Objective: To compare the performances of a disease-specific severity of illness index and a prototypical generic severity of illness measure, MedisGroups Admission Severity Groups (ASGs), for patients with community-acquired pneumonia.
Design: A retrospective database study.
Patients: Adult patients (aged > or = 18 years) with an ICD-9-CM principal diagnosis of pneumonia in 78 MedisGroups Comparative Database hospitals.
Methods: The pneumonia severity of illness index (PSI) was developed to predict hospital mortality using logistic regression analyses in a 70% random sample of study patients. The performances of the PSI and the generic severity measure were assessed among the remaining 30% of patients by comparing observed mortalities within the five PSI and ASG severity classes, and areas under their receiver operating characteristic (ROC) curves. Both the PSI and the generic severity measure were used to estimate the 95% confidence interval of the expected number of deaths in each of the 78 study hospitals. Hospitals with an observed number of deaths outside these limits were identified as outliers.
Results: There were 14,199 study patients who had community-acquired pneumonia, and 1,542 (10.9%) died during hospitalization. In comparison with the generic severity measure, the PSI more accurately identified patients at extremely low risk of death, and had a larger area under its ROC curve (0.84 vs 0.79; p < 0.0001). Of the 78 study hospitals, 17 (21.8%) were classified as outliers for mortality by at least one severity adjustment system. Among the 11 low-outlier hospitals, six were classified by the generic severity measure alone, two by the PSI alone, and three by both systems; among the six high-outlier hospitals, one was classified by the generic measure alone, three by the PSI alone, and two by both systems.

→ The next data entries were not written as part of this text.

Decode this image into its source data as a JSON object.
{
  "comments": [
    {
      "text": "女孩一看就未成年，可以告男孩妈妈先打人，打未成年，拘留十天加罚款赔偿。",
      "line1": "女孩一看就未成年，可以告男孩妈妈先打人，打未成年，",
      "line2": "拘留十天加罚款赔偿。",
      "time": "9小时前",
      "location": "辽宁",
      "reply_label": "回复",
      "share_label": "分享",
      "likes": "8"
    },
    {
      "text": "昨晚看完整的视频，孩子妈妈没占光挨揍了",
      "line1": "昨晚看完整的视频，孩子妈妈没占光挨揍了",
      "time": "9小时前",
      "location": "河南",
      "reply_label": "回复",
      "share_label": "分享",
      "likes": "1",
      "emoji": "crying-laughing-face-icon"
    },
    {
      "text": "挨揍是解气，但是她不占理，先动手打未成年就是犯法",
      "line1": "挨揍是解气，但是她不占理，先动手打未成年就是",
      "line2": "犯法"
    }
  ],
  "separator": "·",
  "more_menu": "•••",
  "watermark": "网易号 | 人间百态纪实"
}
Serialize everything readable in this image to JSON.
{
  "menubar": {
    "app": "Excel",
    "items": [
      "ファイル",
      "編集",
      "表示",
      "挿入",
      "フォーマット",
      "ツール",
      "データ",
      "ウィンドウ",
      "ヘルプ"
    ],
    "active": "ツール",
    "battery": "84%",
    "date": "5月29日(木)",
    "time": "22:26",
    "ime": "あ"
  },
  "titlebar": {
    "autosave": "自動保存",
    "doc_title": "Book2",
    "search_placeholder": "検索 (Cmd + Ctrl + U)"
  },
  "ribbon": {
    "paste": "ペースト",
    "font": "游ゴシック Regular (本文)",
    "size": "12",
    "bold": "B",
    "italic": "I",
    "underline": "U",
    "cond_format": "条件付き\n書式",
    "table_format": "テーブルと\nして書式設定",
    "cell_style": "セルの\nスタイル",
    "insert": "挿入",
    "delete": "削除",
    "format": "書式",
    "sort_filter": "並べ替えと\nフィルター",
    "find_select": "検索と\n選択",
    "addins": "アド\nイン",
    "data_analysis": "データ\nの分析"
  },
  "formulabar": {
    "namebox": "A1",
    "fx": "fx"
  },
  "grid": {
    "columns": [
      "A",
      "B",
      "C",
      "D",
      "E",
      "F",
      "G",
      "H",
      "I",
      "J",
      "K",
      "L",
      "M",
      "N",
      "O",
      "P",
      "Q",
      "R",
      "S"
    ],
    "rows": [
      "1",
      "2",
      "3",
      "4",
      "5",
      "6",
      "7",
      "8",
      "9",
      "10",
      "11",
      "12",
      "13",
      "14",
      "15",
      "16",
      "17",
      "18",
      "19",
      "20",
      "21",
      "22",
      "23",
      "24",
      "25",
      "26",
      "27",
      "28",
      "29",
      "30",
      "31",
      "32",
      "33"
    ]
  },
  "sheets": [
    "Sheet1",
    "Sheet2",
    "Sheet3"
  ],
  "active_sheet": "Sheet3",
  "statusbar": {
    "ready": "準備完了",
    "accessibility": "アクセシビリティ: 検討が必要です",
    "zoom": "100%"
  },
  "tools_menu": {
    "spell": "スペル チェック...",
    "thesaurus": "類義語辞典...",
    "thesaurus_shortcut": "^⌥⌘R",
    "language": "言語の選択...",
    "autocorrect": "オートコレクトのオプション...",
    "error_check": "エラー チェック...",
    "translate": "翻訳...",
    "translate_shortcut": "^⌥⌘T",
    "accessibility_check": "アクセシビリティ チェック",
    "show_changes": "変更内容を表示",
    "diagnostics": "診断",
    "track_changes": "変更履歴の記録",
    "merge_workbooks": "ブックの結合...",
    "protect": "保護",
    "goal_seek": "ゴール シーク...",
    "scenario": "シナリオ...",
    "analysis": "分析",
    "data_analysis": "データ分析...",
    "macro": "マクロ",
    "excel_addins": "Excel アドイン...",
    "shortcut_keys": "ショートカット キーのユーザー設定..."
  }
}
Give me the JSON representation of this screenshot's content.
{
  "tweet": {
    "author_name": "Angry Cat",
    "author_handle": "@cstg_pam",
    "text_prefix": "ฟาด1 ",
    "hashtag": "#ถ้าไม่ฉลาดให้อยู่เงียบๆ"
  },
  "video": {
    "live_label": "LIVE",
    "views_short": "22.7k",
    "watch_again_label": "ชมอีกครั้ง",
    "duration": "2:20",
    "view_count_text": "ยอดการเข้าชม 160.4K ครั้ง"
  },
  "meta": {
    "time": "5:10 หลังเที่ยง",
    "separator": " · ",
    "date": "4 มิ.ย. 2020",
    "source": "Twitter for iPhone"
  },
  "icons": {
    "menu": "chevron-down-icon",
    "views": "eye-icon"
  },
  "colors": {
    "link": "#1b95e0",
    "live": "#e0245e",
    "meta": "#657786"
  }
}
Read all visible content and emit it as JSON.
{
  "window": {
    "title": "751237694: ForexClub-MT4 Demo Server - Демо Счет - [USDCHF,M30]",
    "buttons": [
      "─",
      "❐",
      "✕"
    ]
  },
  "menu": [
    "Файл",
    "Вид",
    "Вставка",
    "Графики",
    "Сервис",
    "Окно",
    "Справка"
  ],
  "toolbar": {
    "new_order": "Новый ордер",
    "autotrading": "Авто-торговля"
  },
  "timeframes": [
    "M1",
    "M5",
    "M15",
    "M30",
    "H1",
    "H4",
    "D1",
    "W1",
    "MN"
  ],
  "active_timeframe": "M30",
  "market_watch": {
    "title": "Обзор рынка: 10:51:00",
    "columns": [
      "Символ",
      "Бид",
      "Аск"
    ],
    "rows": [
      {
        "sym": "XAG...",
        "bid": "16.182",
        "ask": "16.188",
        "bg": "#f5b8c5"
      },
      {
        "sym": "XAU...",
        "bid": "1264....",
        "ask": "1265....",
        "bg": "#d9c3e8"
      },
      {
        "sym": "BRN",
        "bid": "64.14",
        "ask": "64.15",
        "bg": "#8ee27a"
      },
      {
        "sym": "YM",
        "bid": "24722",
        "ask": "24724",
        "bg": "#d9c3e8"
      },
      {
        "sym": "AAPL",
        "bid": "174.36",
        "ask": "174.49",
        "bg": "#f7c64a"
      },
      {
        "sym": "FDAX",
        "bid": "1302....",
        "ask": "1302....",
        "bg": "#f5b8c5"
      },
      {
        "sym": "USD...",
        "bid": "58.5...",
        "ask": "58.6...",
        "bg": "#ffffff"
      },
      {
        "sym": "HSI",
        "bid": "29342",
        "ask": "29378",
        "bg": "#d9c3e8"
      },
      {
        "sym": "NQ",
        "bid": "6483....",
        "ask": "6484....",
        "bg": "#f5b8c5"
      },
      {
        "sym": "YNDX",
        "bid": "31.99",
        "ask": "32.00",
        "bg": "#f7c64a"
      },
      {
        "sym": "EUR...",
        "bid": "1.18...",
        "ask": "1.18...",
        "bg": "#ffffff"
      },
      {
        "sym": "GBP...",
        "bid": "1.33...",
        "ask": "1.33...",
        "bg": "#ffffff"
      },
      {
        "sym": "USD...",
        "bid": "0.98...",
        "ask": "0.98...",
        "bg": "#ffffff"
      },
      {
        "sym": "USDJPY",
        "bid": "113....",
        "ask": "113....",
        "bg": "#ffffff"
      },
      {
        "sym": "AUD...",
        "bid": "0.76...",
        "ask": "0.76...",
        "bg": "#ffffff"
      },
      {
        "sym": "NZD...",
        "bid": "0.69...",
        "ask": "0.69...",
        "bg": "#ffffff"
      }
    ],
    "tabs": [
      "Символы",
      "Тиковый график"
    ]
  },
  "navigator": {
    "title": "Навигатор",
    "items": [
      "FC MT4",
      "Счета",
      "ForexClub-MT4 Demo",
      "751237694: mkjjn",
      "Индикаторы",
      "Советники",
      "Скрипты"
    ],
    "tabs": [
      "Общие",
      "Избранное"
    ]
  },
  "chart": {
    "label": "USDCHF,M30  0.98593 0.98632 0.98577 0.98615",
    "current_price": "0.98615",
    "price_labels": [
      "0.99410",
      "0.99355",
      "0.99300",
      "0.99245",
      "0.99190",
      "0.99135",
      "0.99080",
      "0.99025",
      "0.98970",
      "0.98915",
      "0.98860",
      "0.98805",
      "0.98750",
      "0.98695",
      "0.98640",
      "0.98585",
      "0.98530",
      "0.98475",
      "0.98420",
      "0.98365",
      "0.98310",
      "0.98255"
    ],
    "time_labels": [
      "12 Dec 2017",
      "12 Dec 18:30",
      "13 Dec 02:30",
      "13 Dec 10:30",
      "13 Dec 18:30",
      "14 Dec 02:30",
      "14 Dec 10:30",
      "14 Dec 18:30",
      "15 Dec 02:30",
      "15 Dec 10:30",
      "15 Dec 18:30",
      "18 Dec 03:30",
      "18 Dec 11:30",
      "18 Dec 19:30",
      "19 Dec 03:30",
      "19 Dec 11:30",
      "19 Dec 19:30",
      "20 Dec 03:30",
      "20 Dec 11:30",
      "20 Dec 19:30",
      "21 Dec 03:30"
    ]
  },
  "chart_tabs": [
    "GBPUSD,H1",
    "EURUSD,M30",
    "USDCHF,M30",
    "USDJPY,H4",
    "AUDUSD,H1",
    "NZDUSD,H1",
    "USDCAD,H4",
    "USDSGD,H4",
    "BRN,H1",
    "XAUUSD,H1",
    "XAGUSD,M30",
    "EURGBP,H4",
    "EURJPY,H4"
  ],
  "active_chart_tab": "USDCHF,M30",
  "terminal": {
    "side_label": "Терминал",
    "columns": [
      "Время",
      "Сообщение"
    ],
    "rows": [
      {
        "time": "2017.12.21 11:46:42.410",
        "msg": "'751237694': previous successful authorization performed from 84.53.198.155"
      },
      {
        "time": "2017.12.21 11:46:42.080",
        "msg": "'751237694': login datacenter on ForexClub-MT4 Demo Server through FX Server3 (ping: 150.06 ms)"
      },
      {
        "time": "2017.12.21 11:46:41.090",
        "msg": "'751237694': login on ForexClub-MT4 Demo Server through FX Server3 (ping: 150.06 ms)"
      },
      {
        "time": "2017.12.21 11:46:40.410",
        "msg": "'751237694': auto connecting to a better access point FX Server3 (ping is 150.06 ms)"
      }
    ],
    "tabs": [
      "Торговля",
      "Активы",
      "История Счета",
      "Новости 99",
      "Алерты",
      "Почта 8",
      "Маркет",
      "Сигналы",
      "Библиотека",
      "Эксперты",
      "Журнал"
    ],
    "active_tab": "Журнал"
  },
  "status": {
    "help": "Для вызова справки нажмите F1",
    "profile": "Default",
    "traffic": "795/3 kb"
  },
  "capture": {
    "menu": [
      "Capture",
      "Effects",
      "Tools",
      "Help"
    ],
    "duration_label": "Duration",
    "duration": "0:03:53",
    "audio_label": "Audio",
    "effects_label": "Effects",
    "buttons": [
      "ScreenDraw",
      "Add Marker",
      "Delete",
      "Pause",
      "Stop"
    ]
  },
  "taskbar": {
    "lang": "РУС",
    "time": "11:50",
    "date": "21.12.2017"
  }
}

Conclusions: The PSI provided more accurate estimates of hospital mortality and classified different hospital outliers for mortality than did the generic severity of illness measure for patients with community-acquired pneumonia.